(What you are asked to do): How many lines in the listing below include the word "prompt"? Answer with the number and nothing else.
§
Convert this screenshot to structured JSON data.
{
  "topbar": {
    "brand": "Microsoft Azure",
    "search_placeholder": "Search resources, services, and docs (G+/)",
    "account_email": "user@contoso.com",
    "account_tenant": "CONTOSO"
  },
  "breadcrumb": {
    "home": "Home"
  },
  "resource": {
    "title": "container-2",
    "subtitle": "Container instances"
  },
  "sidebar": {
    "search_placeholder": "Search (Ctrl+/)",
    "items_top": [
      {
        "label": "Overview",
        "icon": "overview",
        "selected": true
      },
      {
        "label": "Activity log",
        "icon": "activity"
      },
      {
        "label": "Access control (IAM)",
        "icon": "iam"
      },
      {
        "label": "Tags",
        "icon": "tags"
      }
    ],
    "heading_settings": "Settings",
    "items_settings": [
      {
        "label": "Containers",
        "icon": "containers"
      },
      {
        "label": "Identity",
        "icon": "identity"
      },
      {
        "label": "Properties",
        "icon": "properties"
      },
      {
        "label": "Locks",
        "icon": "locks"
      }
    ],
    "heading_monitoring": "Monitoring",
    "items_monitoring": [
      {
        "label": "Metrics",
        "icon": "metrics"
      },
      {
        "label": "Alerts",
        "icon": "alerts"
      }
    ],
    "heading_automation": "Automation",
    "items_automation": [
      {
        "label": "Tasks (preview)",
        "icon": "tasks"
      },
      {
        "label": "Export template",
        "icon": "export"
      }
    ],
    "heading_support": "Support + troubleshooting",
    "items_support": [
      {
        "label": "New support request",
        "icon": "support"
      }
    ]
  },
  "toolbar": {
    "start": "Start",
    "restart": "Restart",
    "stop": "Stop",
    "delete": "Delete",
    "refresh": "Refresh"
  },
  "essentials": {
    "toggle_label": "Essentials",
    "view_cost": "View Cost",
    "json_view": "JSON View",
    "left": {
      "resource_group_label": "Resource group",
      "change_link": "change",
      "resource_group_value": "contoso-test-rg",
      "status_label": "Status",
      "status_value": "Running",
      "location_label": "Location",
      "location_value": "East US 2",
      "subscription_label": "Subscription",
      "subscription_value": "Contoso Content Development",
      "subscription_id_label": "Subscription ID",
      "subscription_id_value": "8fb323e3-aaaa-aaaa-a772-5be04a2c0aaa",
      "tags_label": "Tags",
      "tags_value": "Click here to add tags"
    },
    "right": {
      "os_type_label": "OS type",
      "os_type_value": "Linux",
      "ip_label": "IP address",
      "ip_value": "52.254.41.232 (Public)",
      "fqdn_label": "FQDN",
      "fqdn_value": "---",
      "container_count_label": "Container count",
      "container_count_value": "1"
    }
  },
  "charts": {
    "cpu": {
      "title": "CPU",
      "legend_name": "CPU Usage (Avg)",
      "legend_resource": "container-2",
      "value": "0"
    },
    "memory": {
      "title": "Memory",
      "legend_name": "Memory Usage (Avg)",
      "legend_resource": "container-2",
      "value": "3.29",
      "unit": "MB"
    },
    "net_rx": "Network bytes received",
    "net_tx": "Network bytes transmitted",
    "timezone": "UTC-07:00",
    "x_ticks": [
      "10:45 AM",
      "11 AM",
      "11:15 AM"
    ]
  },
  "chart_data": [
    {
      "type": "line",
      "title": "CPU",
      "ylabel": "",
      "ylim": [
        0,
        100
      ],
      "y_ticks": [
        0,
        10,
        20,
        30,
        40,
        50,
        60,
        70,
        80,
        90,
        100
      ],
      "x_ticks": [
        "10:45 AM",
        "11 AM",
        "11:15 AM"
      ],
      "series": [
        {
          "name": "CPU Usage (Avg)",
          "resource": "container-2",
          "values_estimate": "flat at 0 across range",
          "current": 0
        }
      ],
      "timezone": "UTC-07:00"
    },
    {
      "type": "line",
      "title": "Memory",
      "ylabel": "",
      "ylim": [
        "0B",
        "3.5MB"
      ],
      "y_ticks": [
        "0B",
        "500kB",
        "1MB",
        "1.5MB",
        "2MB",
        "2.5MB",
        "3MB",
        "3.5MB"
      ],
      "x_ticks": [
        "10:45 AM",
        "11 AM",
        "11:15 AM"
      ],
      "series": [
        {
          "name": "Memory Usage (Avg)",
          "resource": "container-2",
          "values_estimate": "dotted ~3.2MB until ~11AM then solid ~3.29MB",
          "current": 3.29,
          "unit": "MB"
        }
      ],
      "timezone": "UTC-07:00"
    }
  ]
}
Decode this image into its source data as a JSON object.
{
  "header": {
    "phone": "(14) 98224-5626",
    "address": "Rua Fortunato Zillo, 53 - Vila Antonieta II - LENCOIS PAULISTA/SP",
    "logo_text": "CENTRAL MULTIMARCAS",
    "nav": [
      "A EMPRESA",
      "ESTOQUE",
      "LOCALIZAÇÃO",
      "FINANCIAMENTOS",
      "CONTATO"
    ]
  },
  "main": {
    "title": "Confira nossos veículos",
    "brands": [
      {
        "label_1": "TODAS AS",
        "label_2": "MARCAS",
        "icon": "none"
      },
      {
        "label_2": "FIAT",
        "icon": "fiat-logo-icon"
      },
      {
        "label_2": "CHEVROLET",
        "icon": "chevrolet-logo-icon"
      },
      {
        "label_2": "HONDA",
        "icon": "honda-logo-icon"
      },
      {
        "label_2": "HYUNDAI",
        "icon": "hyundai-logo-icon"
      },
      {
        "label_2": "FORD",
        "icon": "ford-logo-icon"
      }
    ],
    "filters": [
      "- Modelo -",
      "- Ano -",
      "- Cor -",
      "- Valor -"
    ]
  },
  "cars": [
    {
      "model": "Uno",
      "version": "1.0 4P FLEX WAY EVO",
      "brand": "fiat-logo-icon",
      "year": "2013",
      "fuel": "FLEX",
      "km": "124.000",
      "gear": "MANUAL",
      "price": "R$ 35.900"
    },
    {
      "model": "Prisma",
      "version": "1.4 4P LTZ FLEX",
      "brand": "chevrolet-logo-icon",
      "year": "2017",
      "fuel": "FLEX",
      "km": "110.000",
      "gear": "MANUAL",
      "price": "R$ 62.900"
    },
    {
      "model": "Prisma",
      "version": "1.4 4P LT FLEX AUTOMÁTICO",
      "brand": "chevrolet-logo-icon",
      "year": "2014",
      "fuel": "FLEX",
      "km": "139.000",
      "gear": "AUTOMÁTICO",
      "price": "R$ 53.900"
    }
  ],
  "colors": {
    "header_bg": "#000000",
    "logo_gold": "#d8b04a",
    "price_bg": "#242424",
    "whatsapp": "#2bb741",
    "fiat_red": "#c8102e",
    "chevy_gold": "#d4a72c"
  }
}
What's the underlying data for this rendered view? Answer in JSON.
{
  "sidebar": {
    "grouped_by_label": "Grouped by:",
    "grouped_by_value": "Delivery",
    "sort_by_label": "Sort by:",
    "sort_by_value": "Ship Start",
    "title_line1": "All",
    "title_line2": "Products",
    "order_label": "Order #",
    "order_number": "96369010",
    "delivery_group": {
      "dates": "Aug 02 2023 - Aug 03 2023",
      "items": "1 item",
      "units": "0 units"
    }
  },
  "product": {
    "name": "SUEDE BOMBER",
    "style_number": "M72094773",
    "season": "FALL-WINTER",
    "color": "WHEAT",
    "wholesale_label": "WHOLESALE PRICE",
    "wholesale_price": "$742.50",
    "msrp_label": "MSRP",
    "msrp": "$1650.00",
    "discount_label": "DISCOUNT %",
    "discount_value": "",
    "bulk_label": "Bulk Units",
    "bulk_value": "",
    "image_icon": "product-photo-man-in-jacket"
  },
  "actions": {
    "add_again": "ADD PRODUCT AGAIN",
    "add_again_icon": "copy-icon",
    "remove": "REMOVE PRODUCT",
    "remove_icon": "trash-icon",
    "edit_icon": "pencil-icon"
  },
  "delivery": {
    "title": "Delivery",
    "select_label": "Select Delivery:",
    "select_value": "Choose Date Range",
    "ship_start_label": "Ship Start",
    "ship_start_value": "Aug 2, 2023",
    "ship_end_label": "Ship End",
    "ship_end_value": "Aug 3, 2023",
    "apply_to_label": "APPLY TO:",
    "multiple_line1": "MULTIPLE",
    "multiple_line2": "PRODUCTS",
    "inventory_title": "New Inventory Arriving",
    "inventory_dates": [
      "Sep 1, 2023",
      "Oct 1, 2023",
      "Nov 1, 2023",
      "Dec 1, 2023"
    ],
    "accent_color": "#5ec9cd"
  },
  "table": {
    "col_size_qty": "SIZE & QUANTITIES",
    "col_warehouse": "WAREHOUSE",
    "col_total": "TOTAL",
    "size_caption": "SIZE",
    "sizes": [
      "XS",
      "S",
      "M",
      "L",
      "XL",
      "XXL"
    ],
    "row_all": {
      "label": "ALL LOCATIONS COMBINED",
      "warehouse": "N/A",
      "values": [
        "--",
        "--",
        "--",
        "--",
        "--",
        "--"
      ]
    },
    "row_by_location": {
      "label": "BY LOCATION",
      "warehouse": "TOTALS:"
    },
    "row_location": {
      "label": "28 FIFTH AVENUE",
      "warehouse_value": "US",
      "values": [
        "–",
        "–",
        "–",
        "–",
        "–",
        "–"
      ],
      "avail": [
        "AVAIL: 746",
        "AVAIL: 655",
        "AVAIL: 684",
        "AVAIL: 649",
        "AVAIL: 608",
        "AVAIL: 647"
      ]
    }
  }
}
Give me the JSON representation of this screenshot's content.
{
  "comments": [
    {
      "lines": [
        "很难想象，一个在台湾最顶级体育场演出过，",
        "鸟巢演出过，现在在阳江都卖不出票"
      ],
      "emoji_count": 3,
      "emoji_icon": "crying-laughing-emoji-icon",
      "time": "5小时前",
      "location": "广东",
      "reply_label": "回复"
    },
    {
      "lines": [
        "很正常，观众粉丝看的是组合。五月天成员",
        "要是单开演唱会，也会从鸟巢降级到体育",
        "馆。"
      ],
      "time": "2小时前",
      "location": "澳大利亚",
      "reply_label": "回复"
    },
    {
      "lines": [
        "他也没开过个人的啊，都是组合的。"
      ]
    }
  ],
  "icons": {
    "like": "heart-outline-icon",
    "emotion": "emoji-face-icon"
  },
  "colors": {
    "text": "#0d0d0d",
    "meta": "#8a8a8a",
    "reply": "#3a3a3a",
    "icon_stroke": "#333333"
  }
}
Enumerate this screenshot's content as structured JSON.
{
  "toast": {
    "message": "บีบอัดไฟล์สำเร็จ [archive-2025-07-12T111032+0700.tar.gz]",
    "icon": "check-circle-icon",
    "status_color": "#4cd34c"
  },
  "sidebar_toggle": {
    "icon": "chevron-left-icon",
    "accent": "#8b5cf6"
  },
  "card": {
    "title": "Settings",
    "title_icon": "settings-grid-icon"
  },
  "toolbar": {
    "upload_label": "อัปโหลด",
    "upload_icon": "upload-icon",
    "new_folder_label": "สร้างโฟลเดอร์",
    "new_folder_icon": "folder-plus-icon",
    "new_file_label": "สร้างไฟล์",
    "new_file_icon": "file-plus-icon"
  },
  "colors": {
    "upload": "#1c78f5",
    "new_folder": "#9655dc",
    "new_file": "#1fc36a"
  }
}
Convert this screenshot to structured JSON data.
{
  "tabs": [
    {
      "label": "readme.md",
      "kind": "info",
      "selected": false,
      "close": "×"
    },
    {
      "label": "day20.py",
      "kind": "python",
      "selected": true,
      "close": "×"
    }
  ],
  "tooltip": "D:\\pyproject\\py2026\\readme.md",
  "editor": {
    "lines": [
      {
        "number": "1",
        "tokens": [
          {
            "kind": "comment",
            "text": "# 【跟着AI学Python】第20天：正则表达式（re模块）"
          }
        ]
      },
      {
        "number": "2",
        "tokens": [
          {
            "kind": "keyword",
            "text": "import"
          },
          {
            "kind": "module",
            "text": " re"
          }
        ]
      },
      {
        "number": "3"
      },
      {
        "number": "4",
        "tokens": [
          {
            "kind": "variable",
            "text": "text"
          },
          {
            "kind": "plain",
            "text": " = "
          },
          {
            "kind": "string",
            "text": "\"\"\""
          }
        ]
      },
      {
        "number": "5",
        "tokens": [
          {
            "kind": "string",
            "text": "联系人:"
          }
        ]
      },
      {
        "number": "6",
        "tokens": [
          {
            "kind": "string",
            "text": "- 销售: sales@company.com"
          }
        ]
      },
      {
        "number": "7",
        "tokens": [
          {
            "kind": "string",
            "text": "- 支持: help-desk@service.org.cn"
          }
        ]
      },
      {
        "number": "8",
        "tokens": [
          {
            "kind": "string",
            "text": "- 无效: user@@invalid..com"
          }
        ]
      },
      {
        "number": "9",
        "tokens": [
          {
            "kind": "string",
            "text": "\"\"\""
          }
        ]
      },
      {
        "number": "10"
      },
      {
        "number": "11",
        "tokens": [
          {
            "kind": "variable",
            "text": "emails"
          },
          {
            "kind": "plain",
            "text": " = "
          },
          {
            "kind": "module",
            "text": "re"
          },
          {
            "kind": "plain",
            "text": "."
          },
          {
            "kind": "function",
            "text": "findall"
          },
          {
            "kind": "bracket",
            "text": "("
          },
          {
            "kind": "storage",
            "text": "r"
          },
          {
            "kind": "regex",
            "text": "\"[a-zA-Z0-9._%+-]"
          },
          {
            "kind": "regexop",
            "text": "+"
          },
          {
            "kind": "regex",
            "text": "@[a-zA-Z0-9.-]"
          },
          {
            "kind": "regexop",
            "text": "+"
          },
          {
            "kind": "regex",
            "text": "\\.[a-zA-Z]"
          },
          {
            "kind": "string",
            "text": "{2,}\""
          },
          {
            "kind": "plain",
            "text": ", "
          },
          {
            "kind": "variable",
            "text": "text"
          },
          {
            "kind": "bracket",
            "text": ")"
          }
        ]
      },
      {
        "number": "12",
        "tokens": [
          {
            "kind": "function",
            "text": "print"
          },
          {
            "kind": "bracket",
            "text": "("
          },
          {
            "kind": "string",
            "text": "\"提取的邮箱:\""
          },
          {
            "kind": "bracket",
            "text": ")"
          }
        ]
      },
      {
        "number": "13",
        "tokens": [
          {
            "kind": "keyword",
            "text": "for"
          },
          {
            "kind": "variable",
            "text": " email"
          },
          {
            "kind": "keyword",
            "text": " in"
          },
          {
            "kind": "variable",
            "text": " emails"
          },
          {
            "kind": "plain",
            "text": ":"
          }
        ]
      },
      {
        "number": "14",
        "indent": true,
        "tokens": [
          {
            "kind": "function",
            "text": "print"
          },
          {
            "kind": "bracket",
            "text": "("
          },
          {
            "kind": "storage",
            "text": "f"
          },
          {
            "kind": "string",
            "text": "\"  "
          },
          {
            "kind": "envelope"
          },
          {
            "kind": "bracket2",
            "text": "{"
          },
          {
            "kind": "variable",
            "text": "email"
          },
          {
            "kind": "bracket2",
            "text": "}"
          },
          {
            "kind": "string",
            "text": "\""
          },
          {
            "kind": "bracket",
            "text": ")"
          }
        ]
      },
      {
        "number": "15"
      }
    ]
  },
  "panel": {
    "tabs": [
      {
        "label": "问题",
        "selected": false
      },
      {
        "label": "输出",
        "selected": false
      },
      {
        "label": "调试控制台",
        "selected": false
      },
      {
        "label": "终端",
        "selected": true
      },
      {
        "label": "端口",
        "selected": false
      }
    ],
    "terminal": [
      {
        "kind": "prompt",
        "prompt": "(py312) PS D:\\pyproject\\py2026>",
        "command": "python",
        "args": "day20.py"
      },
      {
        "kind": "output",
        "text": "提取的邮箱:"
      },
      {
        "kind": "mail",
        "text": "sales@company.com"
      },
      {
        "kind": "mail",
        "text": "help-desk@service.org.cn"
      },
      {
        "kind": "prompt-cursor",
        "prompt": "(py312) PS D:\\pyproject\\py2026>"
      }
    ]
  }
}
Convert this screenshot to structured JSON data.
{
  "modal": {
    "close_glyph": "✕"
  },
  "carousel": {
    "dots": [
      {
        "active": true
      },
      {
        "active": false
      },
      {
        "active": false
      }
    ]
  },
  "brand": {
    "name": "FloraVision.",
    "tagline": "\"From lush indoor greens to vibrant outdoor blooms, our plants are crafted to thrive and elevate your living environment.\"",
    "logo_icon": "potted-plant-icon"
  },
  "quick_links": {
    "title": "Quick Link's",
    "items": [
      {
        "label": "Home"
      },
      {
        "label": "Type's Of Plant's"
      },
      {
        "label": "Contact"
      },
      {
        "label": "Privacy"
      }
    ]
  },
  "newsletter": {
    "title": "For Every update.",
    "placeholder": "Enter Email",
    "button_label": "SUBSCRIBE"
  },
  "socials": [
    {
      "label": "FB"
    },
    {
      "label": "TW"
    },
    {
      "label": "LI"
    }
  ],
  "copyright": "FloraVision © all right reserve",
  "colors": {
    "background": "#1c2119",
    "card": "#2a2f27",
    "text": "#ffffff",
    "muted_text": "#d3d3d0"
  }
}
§
(Solution to the exercise): 4